[Materials provided — start]

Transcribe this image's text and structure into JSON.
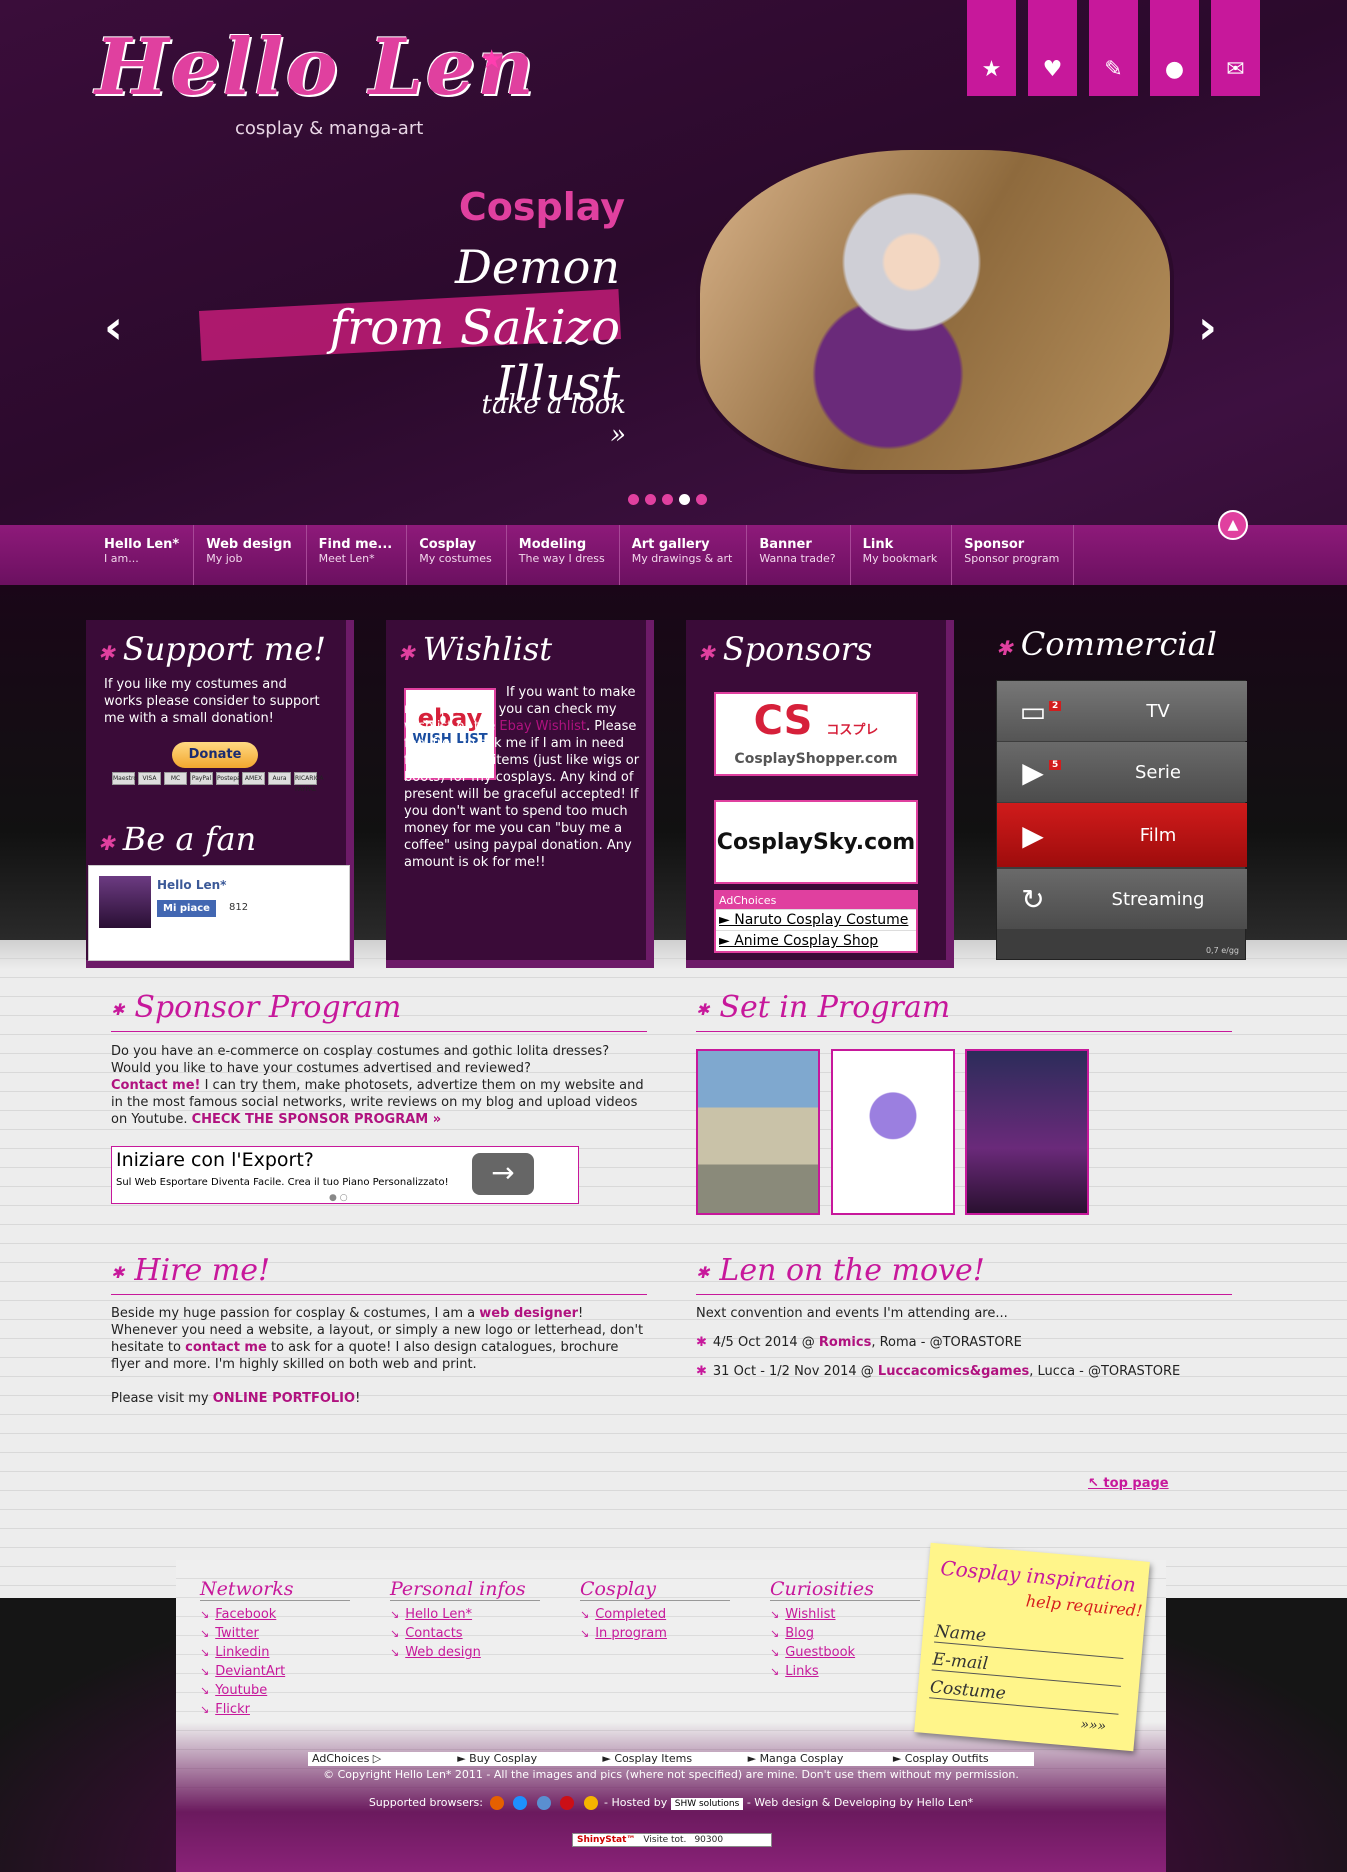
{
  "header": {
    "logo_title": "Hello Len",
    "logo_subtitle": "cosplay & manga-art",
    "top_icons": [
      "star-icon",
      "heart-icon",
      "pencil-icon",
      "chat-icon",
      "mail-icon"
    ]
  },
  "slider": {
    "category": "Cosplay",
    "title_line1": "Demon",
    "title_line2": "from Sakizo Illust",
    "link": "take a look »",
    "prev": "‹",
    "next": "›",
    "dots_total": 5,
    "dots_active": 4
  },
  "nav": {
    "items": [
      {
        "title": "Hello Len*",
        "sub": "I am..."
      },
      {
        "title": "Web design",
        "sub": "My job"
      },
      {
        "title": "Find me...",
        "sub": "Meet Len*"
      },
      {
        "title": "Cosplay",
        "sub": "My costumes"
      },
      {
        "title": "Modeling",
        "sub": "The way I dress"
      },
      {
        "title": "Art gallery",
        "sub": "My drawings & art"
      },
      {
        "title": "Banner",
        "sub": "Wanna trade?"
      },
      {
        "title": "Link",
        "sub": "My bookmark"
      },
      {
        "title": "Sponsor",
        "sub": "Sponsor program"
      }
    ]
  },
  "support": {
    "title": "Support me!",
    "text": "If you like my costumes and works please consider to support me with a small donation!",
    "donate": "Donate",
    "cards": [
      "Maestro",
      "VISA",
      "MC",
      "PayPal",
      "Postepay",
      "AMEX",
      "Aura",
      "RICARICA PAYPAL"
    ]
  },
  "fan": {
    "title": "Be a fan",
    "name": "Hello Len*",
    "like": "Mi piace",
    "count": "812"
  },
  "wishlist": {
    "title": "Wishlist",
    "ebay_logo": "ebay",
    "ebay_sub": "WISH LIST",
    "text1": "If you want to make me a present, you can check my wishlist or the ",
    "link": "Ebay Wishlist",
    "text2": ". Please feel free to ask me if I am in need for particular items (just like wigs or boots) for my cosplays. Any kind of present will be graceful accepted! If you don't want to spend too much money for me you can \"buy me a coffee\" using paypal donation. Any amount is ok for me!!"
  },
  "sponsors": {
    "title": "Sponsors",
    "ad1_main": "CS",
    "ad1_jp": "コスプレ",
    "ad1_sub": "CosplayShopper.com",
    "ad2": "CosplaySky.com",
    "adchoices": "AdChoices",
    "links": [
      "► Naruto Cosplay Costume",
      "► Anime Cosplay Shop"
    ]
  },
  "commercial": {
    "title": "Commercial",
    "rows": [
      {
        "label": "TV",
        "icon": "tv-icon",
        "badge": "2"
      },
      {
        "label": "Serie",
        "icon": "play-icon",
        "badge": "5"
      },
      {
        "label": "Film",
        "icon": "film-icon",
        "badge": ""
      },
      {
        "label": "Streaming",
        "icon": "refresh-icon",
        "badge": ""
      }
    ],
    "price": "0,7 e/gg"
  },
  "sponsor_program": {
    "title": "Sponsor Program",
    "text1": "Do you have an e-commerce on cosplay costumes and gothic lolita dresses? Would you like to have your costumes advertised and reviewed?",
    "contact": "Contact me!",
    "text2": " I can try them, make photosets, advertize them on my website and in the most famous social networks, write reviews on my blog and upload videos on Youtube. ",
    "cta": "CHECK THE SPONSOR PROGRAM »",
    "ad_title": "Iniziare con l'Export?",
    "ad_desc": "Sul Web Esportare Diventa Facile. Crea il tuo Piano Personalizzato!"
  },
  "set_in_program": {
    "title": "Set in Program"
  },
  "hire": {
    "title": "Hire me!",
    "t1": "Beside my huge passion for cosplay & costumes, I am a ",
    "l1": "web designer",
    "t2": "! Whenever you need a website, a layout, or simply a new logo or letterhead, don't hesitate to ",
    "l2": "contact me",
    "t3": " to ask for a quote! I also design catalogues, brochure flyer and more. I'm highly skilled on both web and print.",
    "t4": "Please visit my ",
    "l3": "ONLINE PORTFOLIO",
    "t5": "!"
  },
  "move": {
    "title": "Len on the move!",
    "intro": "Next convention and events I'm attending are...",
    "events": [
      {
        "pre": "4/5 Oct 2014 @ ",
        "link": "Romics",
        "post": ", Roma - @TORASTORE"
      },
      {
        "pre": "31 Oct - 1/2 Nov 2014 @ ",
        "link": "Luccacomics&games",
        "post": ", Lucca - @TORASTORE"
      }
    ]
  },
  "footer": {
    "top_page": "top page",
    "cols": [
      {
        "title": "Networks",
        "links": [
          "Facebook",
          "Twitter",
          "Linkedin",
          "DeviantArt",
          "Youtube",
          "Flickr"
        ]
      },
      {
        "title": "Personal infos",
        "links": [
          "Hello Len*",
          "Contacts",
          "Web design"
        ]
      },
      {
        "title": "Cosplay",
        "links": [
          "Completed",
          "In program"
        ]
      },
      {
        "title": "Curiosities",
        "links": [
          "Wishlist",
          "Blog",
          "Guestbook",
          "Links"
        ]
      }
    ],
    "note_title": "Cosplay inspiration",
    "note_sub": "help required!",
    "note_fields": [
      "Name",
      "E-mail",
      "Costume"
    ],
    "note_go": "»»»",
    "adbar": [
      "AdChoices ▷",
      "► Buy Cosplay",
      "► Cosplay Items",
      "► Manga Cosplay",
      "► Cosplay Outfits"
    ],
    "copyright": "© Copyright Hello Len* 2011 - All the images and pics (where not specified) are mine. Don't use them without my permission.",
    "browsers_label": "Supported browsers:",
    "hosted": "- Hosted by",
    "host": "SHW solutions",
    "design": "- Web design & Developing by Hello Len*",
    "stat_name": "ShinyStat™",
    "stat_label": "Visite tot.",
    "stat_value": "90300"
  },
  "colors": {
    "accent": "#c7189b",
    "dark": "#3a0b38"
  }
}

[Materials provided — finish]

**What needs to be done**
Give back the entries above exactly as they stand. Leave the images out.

**Completed exercise**
Transcribe this image's text and structure into JSON.
{
  "header": {
    "logo_title": "Hello Len",
    "logo_subtitle": "cosplay & manga-art",
    "top_icons": [
      "star-icon",
      "heart-icon",
      "pencil-icon",
      "chat-icon",
      "mail-icon"
    ]
  },
  "slider": {
    "category": "Cosplay",
    "title_line1": "Demon",
    "title_line2": "from Sakizo Illust",
    "link": "take a look »",
    "prev": "‹",
    "next": "›",
    "dots_total": 5,
    "dots_active": 4
  },
  "nav": {
    "items": [
      {
        "title": "Hello Len*",
        "sub": "I am..."
      },
      {
        "title": "Web design",
        "sub": "My job"
      },
      {
        "title": "Find me...",
        "sub": "Meet Len*"
      },
      {
        "title": "Cosplay",
        "sub": "My costumes"
      },
      {
        "title": "Modeling",
        "sub": "The way I dress"
      },
      {
        "title": "Art gallery",
        "sub": "My drawings & art"
      },
      {
        "title": "Banner",
        "sub": "Wanna trade?"
      },
      {
        "title": "Link",
        "sub": "My bookmark"
      },
      {
        "title": "Sponsor",
        "sub": "Sponsor program"
      }
    ]
  },
  "support": {
    "title": "Support me!",
    "text": "If you like my costumes and works please consider to support me with a small donation!",
    "donate": "Donate",
    "cards": [
      "Maestro",
      "VISA",
      "MC",
      "PayPal",
      "Postepay",
      "AMEX",
      "Aura",
      "RICARICA PAYPAL"
    ]
  },
  "fan": {
    "title": "Be a fan",
    "name": "Hello Len*",
    "like": "Mi piace",
    "count": "812"
  },
  "wishlist": {
    "title": "Wishlist",
    "ebay_logo": "ebay",
    "ebay_sub": "WISH LIST",
    "text1": "If you want to make me a present, you can check my wishlist or the ",
    "link": "Ebay Wishlist",
    "text2": ". Please feel free to ask me if I am in need for particular items (just like wigs or boots) for my cosplays. Any kind of present will be graceful accepted! If you don't want to spend too much money for me you can \"buy me a coffee\" using paypal donation. Any amount is ok for me!!"
  },
  "sponsors": {
    "title": "Sponsors",
    "ad1_main": "CS",
    "ad1_jp": "コスプレ",
    "ad1_sub": "CosplayShopper.com",
    "ad2": "CosplaySky.com",
    "adchoices": "AdChoices",
    "links": [
      "► Naruto Cosplay Costume",
      "► Anime Cosplay Shop"
    ]
  },
  "commercial": {
    "title": "Commercial",
    "rows": [
      {
        "label": "TV",
        "icon": "tv-icon",
        "badge": "2"
      },
      {
        "label": "Serie",
        "icon": "play-icon",
        "badge": "5"
      },
      {
        "label": "Film",
        "icon": "film-icon",
        "badge": ""
      },
      {
        "label": "Streaming",
        "icon": "refresh-icon",
        "badge": ""
      }
    ],
    "price": "0,7 e/gg"
  },
  "sponsor_program": {
    "title": "Sponsor Program",
    "text1": "Do you have an e-commerce on cosplay costumes and gothic lolita dresses? Would you like to have your costumes advertised and reviewed?",
    "contact": "Contact me!",
    "text2": " I can try them, make photosets, advertize them on my website and in the most famous social networks, write reviews on my blog and upload videos on Youtube. ",
    "cta": "CHECK THE SPONSOR PROGRAM »",
    "ad_title": "Iniziare con l'Export?",
    "ad_desc": "Sul Web Esportare Diventa Facile. Crea il tuo Piano Personalizzato!"
  },
  "set_in_program": {
    "title": "Set in Program"
  },
  "hire": {
    "title": "Hire me!",
    "t1": "Beside my huge passion for cosplay & costumes, I am a ",
    "l1": "web designer",
    "t2": "! Whenever you need a website, a layout, or simply a new logo or letterhead, don't hesitate to ",
    "l2": "contact me",
    "t3": " to ask for a quote! I also design catalogues, brochure flyer and more. I'm highly skilled on both web and print.",
    "t4": "Please visit my ",
    "l3": "ONLINE PORTFOLIO",
    "t5": "!"
  },
  "move": {
    "title": "Len on the move!",
    "intro": "Next convention and events I'm attending are...",
    "events": [
      {
        "pre": "4/5 Oct 2014 @ ",
        "link": "Romics",
        "post": ", Roma - @TORASTORE"
      },
      {
        "pre": "31 Oct - 1/2 Nov 2014 @ ",
        "link": "Luccacomics&games",
        "post": ", Lucca - @TORASTORE"
      }
    ]
  },
  "footer": {
    "top_page": "top page",
    "cols": [
      {
        "title": "Networks",
        "links": [
          "Facebook",
          "Twitter",
          "Linkedin",
          "DeviantArt",
          "Youtube",
          "Flickr"
        ]
      },
      {
        "title": "Personal infos",
        "links": [
          "Hello Len*",
          "Contacts",
          "Web design"
        ]
      },
      {
        "title": "Cosplay",
        "links": [
          "Completed",
          "In program"
        ]
      },
      {
        "title": "Curiosities",
        "links": [
          "Wishlist",
          "Blog",
          "Guestbook",
          "Links"
        ]
      }
    ],
    "note_title": "Cosplay inspiration",
    "note_sub": "help required!",
    "note_fields": [
      "Name",
      "E-mail",
      "Costume"
    ],
    "note_go": "»»»",
    "adbar": [
      "AdChoices ▷",
      "► Buy Cosplay",
      "► Cosplay Items",
      "► Manga Cosplay",
      "► Cosplay Outfits"
    ],
    "copyright": "© Copyright Hello Len* 2011 - All the images and pics (where not specified) are mine. Don't use them without my permission.",
    "browsers_label": "Supported browsers:",
    "hosted": "- Hosted by",
    "host": "SHW solutions",
    "design": "- Web design & Developing by Hello Len*",
    "stat_name": "ShinyStat™",
    "stat_label": "Visite tot.",
    "stat_value": "90300"
  },
  "colors": {
    "accent": "#c7189b",
    "dark": "#3a0b38"
  }
}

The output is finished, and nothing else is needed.